Annual Scientific Meeting
Introduction: Despite availability of highly effective therapies for chronic hepatitis C virus (HCV), sub-optimal linkage to care (LTC) after HCV diagnosis remains a major barrier to achieving eradication. We aim to identify sex- and ethnicity-specific disparities in HCV LTC among an ethnically diverse safety-net population.
Methods: We retrospectively evaluated all adults who underwent HCV antibody (Ab) testing at a single-center safety-net hospital from 2014 to 2018. Among adults with positive HCV Ab, we evaluated overall rates and trends in proportion of patients with positive HCV RNA. Rates of chronic HCV infection were compared by sex and race/ethnicity using chi-squared methods. Among patients with confirmed chronic HCV infection, we evaluated overall rates and trends in successful LTC (defined as successful completion of first medical encounter with a HCV provider following diagnosis). Comparisons of successful LTC between groups were evaluated with chi-squared testing and adjusted multivariate logistic regression models.

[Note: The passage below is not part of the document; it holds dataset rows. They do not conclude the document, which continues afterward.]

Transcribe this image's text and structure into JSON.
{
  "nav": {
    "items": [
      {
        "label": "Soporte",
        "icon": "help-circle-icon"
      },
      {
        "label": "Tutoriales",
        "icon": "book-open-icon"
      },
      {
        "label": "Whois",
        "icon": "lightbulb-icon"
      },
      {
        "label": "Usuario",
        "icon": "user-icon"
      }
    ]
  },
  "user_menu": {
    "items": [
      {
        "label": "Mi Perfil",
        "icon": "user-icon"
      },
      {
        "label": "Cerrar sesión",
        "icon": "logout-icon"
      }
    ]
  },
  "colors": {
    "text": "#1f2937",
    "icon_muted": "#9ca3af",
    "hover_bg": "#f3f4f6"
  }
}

Results: From 2014 to 2018, 54,173 HCV Ab tests were performed, among which 7.03% were HCV Ab positive. Among patients with HCV Ab positive, prevalence of positive HCV RNA was 52.5%. From 2014 to 2018, proportion of HCV Ab positive patients with positive HCV RNA declined from 74.3% in 2014 to 44.2% in 2018. The prevalence of HCV RNA positive among HCV Ab positive patients was significantly higher in men compared to women (58.0% vs. 43.7%, p< 0.001), significantly higher in African Americans compared to whites (58.8% vs. 52.7%, p< 0.001), and significantly lower in Asians compared to whites (30.4% vs. 52.7%, p< 0.001). Overall LTC among patients with confirmed chronic HCV infection was 33.2%. Women with chronic HCV had significantly higher LTC compared to men (38.3% vs. 30.6%, p< 0.04). Compared to whites with chronic HCV, significantly higher LTC rates were observed for African Americans (33.3% vs. 27.4%, P< 0.01) and Asians (66.7% vs. 27.4%, p< 0.01). On multivariate regression, there was a trend towards lower LTC rates among men compared to women (OR 0.73, 95% CI 0.52-1.02, p=0.06). Asians were significantly more likely to achieve successful LTC compared to whites (OR 3.80, 95% CI 1.40-10.32, p< 0.01).

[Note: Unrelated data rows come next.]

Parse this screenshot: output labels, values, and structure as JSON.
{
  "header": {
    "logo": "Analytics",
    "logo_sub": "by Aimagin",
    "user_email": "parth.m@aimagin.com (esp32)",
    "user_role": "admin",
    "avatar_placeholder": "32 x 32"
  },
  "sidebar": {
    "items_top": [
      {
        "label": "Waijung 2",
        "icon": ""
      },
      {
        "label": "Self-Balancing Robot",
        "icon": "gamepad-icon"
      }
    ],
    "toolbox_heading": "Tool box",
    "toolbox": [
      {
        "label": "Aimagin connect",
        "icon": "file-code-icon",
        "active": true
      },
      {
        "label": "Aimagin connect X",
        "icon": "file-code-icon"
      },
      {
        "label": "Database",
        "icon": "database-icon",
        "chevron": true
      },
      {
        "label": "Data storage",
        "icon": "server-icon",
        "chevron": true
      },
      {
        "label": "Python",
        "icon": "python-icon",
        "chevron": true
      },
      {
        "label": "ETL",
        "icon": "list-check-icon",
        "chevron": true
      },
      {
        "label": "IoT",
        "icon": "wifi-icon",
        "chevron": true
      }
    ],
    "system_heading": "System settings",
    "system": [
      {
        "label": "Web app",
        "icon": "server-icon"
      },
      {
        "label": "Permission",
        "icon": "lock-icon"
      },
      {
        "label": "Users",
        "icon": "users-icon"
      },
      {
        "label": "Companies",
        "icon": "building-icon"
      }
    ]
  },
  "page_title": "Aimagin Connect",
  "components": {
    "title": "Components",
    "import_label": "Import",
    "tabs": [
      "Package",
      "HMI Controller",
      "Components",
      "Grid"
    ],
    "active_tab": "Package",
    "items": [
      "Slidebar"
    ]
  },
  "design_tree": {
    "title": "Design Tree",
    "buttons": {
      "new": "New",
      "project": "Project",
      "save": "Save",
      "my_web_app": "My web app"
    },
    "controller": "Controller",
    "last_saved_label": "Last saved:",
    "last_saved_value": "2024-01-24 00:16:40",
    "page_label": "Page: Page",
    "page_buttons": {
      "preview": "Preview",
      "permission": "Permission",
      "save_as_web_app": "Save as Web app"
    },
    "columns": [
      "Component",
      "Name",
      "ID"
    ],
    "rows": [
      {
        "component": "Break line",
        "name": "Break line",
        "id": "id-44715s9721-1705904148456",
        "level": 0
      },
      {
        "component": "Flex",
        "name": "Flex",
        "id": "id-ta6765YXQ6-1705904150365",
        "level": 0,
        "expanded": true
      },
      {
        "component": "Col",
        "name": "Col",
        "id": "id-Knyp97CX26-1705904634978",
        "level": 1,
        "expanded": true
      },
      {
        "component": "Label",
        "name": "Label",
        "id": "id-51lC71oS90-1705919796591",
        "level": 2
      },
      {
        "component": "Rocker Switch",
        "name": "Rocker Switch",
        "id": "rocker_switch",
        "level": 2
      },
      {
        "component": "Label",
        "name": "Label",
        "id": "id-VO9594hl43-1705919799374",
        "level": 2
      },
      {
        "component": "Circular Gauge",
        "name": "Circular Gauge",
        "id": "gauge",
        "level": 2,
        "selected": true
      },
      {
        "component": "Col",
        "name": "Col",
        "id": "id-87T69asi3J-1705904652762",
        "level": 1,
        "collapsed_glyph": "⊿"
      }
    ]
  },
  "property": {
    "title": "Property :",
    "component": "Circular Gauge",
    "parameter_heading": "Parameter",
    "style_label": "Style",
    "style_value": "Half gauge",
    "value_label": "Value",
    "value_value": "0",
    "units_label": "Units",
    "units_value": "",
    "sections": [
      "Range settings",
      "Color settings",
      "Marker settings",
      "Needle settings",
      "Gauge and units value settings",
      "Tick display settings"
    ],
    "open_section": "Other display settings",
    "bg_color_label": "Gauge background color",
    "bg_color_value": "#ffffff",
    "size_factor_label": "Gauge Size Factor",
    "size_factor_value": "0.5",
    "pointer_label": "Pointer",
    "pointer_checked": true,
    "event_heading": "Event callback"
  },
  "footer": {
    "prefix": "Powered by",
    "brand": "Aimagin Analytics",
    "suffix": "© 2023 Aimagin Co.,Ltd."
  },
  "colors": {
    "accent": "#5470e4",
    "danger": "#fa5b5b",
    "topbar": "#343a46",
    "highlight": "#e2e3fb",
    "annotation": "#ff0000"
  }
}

Discussion: Among safety-net populations with HCV, sex-specific and ethnicity-specific disparities in successful LTC were observed. Successful LTC following HCV diagnosis was highest among women, African Americans, and Asians.